» Assigned task:
Return all the lines below in which the string "this" appears.

★ ★ ★

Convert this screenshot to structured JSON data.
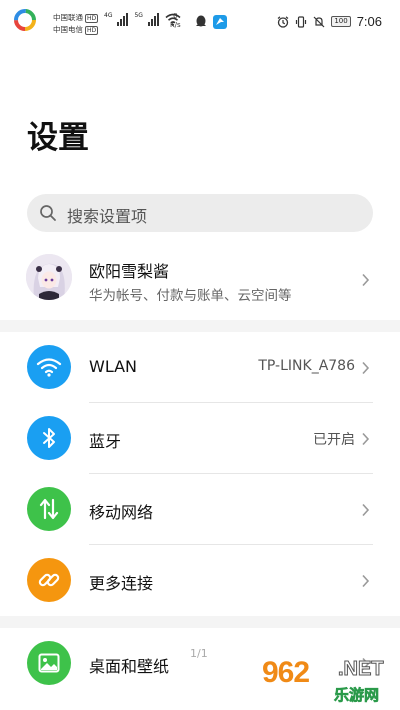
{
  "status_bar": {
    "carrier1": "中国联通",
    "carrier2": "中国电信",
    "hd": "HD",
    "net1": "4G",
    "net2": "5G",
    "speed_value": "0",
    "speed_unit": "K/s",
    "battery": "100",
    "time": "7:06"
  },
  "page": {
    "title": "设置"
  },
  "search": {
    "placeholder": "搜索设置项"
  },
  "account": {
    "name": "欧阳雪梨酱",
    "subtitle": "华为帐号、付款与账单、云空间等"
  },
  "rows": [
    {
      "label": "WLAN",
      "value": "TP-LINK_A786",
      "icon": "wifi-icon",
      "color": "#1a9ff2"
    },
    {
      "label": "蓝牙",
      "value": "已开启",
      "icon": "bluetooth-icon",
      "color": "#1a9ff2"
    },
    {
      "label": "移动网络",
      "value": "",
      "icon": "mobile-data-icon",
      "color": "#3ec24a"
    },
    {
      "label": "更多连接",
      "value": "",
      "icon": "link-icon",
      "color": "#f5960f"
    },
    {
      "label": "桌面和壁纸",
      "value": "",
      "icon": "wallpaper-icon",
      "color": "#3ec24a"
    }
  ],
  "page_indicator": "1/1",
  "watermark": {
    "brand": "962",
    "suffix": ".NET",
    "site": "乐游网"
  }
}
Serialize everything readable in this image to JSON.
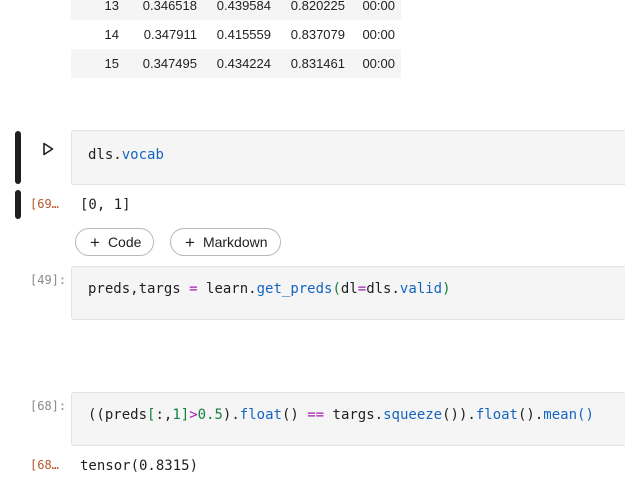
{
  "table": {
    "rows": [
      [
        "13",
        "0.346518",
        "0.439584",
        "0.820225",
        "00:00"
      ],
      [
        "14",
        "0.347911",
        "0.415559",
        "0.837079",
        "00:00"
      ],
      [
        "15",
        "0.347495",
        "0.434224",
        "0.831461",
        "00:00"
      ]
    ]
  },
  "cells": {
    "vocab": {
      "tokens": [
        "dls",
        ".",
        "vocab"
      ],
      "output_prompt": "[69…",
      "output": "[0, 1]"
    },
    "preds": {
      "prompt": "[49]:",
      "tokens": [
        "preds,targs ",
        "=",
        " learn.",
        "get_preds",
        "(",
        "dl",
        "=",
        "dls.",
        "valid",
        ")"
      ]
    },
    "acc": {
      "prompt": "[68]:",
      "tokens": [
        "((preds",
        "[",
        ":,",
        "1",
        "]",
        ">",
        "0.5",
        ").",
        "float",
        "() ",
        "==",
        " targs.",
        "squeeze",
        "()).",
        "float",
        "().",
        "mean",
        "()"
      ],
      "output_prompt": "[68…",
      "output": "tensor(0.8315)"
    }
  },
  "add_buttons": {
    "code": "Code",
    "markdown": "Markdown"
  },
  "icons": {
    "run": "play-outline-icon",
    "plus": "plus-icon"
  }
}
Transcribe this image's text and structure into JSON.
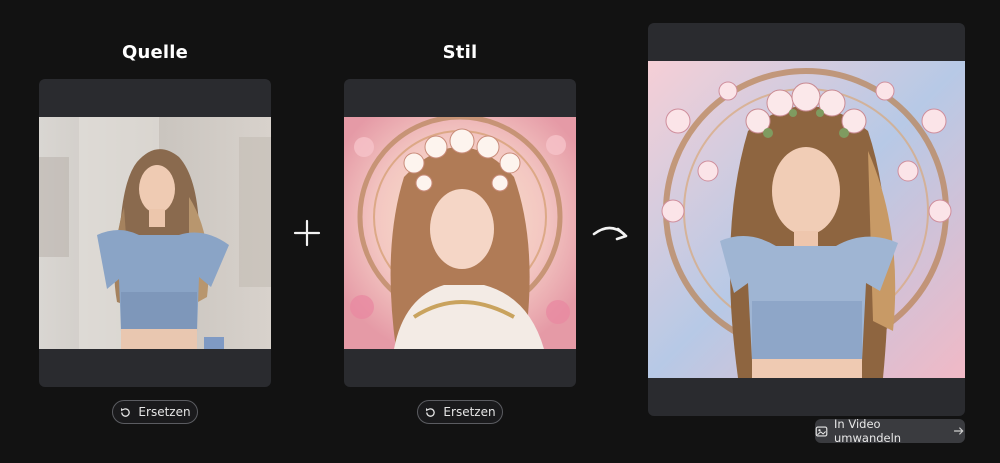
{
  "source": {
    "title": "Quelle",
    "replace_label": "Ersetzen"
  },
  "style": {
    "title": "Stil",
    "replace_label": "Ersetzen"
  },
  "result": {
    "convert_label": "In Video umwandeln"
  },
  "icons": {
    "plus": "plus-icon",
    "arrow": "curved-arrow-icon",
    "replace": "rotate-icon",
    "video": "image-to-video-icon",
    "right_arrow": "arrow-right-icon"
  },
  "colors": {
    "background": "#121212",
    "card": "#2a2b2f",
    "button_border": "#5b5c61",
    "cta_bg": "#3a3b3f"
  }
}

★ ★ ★

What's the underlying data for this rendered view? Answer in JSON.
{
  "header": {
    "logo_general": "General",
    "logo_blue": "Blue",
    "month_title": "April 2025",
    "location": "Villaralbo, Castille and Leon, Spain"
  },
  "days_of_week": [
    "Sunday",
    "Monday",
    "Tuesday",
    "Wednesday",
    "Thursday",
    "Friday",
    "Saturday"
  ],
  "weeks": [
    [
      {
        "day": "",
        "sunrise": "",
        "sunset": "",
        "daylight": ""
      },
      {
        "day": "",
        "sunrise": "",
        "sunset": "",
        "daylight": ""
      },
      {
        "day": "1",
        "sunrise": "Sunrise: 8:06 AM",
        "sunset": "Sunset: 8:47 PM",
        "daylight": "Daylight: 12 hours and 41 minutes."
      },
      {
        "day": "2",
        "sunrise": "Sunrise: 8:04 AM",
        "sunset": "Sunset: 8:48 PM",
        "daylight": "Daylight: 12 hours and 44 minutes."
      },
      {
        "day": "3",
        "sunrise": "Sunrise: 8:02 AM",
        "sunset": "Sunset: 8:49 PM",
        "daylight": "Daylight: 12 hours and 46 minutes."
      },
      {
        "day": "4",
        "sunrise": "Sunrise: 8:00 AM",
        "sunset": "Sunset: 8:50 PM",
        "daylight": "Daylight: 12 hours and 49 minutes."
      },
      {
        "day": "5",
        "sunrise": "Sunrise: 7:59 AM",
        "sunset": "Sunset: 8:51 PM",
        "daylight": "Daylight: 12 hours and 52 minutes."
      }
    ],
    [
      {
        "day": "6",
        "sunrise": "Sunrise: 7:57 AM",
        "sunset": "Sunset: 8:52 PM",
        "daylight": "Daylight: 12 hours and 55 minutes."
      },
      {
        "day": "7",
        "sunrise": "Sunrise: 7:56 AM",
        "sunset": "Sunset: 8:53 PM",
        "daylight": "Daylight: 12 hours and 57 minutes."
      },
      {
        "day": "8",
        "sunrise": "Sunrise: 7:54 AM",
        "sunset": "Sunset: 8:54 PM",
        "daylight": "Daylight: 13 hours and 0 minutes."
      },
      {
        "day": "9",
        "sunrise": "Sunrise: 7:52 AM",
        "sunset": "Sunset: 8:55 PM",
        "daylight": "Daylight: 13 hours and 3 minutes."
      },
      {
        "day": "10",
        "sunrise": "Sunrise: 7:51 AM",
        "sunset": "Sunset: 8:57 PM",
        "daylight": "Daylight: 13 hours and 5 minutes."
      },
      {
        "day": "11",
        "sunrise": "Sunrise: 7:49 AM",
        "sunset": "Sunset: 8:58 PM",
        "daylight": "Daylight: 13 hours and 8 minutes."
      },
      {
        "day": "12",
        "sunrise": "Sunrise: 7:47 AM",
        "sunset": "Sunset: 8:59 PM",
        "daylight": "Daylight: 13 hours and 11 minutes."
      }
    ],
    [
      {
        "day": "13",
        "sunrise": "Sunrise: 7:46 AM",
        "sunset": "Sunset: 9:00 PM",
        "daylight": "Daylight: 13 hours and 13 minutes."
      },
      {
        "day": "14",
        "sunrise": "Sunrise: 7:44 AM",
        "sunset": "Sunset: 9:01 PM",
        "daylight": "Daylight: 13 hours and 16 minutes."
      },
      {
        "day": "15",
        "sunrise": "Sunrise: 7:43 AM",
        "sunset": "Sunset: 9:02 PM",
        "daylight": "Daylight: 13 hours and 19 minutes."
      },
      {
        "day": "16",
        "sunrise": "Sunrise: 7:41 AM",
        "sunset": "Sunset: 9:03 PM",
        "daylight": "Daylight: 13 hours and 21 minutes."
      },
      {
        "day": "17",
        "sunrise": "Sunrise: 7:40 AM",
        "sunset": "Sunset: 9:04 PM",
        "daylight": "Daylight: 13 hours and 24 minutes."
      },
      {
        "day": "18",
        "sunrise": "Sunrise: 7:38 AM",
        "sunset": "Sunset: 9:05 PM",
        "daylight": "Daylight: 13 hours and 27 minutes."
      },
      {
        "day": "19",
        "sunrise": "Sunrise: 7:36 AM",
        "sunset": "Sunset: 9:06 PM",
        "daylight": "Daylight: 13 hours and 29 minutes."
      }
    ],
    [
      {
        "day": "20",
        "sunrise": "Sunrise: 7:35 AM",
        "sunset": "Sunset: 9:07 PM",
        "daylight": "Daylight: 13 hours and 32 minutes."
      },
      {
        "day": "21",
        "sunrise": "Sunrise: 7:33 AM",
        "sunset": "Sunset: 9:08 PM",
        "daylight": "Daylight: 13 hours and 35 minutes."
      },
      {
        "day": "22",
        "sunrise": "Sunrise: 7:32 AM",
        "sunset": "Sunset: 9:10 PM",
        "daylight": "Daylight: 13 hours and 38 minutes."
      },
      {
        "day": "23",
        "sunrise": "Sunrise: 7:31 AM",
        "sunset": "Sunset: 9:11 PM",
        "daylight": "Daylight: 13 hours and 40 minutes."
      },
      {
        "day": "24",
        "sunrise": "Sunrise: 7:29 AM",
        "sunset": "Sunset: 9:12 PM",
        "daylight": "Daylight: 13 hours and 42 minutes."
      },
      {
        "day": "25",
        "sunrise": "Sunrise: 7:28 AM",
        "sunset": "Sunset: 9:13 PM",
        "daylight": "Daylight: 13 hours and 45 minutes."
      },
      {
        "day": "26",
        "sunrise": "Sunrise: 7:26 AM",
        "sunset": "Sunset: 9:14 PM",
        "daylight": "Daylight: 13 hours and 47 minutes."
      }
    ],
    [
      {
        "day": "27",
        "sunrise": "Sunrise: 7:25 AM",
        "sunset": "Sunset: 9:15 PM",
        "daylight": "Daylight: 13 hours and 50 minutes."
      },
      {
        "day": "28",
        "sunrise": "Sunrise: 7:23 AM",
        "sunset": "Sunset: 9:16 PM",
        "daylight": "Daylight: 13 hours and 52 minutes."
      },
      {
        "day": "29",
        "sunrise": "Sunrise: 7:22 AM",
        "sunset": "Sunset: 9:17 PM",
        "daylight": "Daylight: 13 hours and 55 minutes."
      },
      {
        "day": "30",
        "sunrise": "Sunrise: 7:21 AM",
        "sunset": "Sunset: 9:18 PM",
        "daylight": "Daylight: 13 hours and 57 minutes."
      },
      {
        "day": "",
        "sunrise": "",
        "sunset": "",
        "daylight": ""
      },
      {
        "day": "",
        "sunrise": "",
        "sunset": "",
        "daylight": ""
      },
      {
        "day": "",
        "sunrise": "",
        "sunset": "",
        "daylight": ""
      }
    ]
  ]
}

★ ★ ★

» The answer:
Convert this screenshot to structured JSON data.
Serialize everything readable in this image to JSON.
Transcribe this image's text and structure into JSON.
What's the underlying data for this rendered view? Answer in JSON.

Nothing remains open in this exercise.